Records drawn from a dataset
-=-=-=-=-

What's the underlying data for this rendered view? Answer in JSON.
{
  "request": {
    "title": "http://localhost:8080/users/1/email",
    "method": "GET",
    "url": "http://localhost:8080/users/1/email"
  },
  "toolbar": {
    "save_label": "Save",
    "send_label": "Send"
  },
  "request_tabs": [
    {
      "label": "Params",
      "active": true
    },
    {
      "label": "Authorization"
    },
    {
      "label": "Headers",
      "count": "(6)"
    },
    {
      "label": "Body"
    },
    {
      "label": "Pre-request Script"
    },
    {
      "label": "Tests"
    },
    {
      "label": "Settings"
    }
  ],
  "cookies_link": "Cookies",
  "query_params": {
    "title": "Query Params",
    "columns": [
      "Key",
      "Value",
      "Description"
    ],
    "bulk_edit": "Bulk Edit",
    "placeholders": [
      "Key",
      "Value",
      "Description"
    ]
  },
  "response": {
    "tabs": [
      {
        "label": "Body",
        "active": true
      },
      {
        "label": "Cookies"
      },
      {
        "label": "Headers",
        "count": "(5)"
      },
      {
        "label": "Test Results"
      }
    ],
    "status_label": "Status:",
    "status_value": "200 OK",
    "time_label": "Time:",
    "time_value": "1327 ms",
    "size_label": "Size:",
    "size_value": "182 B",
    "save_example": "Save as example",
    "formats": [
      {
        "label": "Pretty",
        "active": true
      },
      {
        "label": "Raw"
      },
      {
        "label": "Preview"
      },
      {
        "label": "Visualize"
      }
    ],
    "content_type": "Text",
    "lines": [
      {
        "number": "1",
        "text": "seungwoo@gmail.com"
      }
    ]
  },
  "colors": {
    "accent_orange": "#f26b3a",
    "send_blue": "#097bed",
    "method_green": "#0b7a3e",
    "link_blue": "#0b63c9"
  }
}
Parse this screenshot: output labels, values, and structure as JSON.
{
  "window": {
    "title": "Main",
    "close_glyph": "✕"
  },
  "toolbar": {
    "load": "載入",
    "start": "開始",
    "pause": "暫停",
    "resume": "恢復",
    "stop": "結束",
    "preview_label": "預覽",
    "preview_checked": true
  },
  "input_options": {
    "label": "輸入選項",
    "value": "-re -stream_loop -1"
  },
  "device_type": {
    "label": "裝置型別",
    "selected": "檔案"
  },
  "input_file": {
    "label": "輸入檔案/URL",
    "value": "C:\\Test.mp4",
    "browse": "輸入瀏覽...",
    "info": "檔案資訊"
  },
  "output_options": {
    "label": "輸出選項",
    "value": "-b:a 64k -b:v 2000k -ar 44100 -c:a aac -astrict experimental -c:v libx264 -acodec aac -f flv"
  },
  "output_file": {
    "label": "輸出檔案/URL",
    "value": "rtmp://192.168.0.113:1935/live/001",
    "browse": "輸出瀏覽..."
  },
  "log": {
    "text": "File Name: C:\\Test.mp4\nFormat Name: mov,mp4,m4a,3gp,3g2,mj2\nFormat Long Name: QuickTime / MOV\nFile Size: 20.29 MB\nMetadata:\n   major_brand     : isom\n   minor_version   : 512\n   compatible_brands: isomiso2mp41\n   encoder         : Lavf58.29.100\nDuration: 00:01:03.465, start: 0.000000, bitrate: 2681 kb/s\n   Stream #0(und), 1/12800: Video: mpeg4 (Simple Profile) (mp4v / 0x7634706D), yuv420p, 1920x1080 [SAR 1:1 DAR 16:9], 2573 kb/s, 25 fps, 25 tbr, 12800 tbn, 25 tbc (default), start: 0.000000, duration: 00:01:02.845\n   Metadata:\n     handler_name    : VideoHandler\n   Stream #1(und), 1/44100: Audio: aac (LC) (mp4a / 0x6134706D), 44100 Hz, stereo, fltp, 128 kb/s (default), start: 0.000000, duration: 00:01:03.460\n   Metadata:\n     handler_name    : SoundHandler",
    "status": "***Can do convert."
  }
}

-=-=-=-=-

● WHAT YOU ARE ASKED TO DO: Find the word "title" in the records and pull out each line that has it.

● TASK OUTPUT:
    "title": "http://localhost:8080/users/1/email",
    "title": "Query Params",
    "title": "Main",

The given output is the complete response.